WHAT YOU ARE ASKED TO DO. Your answer must consist of every line from the data below that includes the word "năng".
### DATA FOR PROCESSING
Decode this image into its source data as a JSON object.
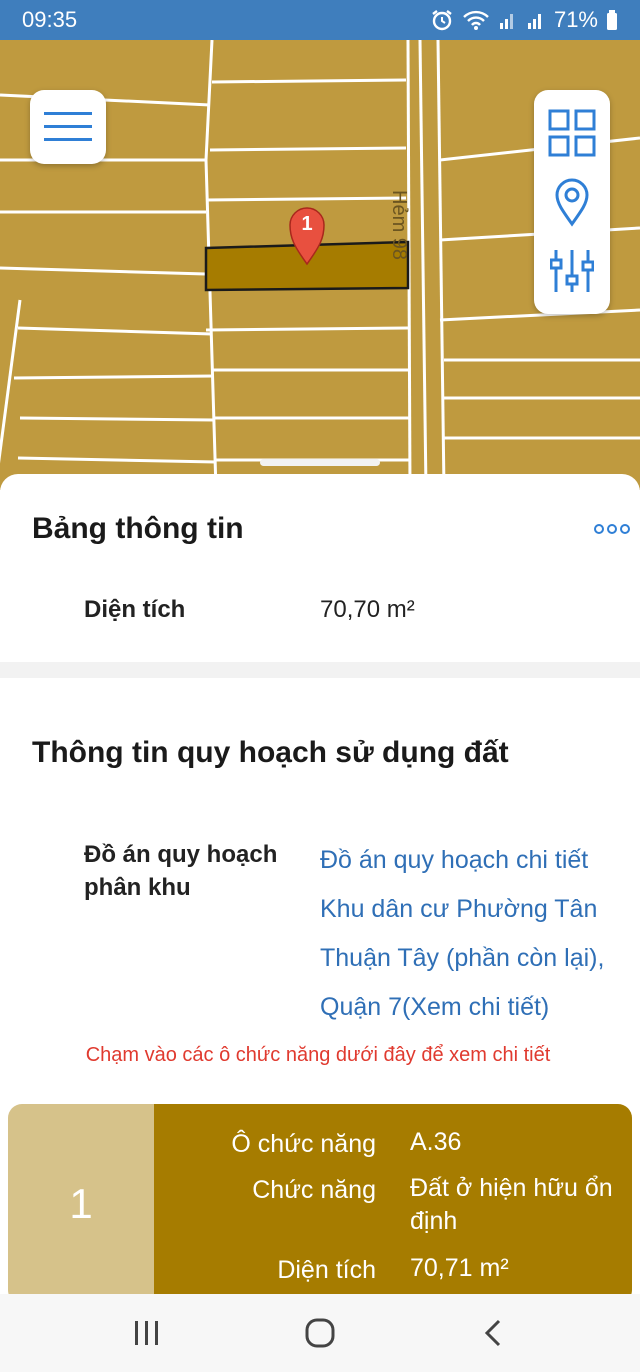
{
  "status_bar": {
    "time": "09:35",
    "battery": "71%"
  },
  "map": {
    "road_label": "Hẻm 98",
    "marker_label": "1",
    "colors": {
      "land": "#bf9a3f",
      "parcel": "#a67c00",
      "marker": "#e8503f"
    }
  },
  "info_panel": {
    "title": "Bảng thông tin",
    "area_label": "Diện tích",
    "area_value": "70,70 m²"
  },
  "planning": {
    "title": "Thông tin quy hoạch sử dụng đất",
    "plan_label": "Đồ án quy hoạch phân khu",
    "plan_link": "Đồ án quy hoạch chi tiết Khu dân cư Phường Tân Thuận Tây (phần còn lại), Quận 7(Xem chi tiết)",
    "hint": "Chạm vào các ô chức năng dưới đây để xem chi tiết"
  },
  "function_card": {
    "number": "1",
    "rows": [
      {
        "label": "Ô chức năng",
        "value": "A.36"
      },
      {
        "label": "Chức năng",
        "value": "Đất ở hiện hữu ổn định"
      },
      {
        "label": "Diện tích",
        "value": "70,71 m²"
      }
    ]
  },
  "icons": {
    "menu": "hamburger-icon",
    "grid": "grid-icon",
    "location": "location-pin-icon",
    "filter": "sliders-icon",
    "more": "more-horizontal-icon"
  }
}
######
YOUR RESPONSE.
    "hint": "Chạm vào các ô chức năng dưới đây để xem chi tiết"
        "label": "Ô chức năng",
        "label": "Chức năng",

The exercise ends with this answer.